Below are our questions and the answers that Gregg Bratcher, the CalFire forester for the the San Jacinto Mountain, provided. This information is beneficial to all of us in the community as we try to maintain our yards and help the forest survive the current drought conditions.
Why should I worry? I’ve done fuel abatement on my property so I should be protected. How could my home burn?
Trees, shrubs, and grasses grow every year. Tree work may not be needed yearly, but the other work may need to be completed each year, every other year, or another frequency. Duff layer is also something that needs to be addressed depending on its depth and where it accumulates.
How can I get my neighbors to do some fire fuel reduction on their properties?
Educating yourself in regards to Public Resource Code 4291 and having a general understanding of fuels management may help you engage your neighbor in understanding the need for fuels work. The following website will answer questions regarding the 100-foot defensible space.
Assuming we will get less precipitation, or at least less snow, what changes can we expect in the forest over the short and intermediate terms?
Continued mortality from bark beetle in the pine trees and continued activity of Gold spotted Oak Borer in the oak trees should be expected. Fuel moistures in trees and brush will be at critical levels much earlier in the spring months leading to easier consumption in the case of a fire.

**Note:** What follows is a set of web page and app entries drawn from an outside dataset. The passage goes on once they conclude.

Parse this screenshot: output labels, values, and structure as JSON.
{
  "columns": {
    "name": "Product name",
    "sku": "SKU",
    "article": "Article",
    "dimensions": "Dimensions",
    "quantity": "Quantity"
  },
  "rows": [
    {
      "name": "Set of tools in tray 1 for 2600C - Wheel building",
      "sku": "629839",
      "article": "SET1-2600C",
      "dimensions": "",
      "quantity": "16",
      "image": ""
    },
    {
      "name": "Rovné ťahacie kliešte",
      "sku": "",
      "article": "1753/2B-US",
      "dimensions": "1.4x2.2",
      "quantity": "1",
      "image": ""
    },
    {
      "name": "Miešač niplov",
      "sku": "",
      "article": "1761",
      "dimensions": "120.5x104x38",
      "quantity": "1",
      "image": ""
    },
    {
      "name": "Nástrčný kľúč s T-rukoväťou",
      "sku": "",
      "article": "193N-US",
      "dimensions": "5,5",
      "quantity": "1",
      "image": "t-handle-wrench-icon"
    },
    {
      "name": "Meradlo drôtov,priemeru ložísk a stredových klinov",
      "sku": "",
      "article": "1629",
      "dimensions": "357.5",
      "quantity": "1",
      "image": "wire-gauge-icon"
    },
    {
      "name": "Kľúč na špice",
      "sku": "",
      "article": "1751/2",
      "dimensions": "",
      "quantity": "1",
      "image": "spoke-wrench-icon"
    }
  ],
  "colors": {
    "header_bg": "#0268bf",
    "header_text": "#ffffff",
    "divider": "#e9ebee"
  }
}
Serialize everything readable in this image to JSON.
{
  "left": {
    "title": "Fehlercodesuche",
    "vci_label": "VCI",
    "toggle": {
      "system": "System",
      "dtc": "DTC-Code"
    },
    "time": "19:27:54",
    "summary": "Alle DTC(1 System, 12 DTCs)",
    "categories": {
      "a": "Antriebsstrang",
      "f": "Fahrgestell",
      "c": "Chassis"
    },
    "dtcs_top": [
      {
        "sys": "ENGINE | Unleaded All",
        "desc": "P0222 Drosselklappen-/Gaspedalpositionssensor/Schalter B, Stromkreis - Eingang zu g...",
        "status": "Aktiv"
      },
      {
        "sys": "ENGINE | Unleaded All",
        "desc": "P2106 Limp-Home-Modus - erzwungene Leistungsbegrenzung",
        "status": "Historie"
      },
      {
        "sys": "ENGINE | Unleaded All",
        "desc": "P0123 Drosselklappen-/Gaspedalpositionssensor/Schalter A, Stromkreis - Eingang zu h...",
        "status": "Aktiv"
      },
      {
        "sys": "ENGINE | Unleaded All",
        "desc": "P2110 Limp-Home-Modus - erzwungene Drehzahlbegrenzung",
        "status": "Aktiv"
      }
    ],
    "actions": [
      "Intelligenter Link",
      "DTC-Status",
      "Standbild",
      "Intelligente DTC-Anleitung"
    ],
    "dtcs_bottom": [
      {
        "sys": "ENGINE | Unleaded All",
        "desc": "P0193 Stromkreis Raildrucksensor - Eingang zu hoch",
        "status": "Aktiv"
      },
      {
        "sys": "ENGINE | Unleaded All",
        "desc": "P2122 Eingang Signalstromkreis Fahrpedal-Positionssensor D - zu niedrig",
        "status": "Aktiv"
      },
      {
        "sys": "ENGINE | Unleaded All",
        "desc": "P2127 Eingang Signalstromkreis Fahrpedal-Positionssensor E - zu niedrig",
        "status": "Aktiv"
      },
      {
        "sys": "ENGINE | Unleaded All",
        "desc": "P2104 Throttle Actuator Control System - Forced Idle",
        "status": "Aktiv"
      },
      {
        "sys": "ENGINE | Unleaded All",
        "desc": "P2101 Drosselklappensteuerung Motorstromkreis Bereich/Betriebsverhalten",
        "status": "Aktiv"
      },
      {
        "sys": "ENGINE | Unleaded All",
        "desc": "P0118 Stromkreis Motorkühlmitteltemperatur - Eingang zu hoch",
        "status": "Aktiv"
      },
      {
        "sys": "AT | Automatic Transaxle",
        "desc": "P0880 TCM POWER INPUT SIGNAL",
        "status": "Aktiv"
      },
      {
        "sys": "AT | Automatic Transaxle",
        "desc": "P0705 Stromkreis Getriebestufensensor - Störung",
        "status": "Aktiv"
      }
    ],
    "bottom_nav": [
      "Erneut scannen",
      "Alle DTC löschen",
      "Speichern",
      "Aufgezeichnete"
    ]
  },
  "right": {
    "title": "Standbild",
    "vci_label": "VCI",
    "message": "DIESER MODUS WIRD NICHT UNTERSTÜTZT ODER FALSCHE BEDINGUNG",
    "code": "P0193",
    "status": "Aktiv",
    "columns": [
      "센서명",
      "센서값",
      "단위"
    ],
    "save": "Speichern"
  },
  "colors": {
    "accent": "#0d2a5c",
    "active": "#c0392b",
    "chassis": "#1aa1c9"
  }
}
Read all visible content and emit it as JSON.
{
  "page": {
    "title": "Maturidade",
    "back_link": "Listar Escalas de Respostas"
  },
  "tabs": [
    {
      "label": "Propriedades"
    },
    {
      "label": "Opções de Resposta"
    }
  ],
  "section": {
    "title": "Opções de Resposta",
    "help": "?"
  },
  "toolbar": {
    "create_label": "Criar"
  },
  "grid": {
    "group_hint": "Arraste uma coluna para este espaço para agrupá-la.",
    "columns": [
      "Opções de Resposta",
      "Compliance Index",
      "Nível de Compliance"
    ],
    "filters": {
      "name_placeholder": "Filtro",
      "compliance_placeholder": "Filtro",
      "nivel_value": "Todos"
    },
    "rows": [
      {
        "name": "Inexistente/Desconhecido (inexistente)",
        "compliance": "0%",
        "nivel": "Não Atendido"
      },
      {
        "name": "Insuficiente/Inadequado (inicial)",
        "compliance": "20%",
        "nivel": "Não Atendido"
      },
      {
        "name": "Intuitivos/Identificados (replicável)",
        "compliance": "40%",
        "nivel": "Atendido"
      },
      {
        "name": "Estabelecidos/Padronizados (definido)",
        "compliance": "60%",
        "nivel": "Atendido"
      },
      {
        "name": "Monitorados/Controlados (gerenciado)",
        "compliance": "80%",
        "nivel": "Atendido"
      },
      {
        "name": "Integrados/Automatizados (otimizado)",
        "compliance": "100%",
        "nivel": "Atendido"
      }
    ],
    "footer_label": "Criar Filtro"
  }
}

Thin appropriately so your desired trees and brush get the water they need to survive.
As a homeowner, what is the right density I should aim for in the trees and shrubs on my property?
Forty to sixty trees per acre is a generally recognized healthy density for mature trees. You can estimate the spacing of your trees by their canopies. A good general rule of thumb is the canopies should not overlap.
What steps should residents of the mountain communities take in response to less precipitation?
Thinning your trees and brush is extremely important, as well as reducing grass and forbes. They are competing for water and nutrients when growing near each other. If trees and shrubs cannot compete for the available water, they will dry out and become more susceptible to fire, insects and disease.
How can I best promote topsoil production and health while complying with fire abatement codes?
Keep the duff layers and chip depths to 2 inches or less. Keep the concentration of duff and chips under the drip line of the trees and brush. Keep it away from homes, outbuildings and firewood piles.
To what extent does a healthy topsoil mycorrhizal community promote forest health through water uptake in trees and shrubs?
Mycorrhizae are symbiotic relationships that form between fungi and the roots of vascular plants. The fungi colonize the root system of a host plant, providing increased water and nutrient absorption capabilities while the plant provides the fungus with carbohydrates formed from photosynthesis. This is typically accomplished when you have a good duff layer around the trees.
How has the continued drought and drier conditions affected the forest wildlife?
The drought stresses our local wildlife. Poor grass production, lack of pinecones, lack of acorns affects all of our critters in the forest. Their water supplies are also drying up.
During the periods of drought, should I thin out the new trees that are coming up on my lot? I would hate to remove the new growth then also lose my established pines.
Forty to sixty trees per acre is a generally recognized healthy density for mature trees. If a new tree is growing in an open area, generally with 18- to 24-foot spacing away from the nearest tree then you can allow that tree to grow there.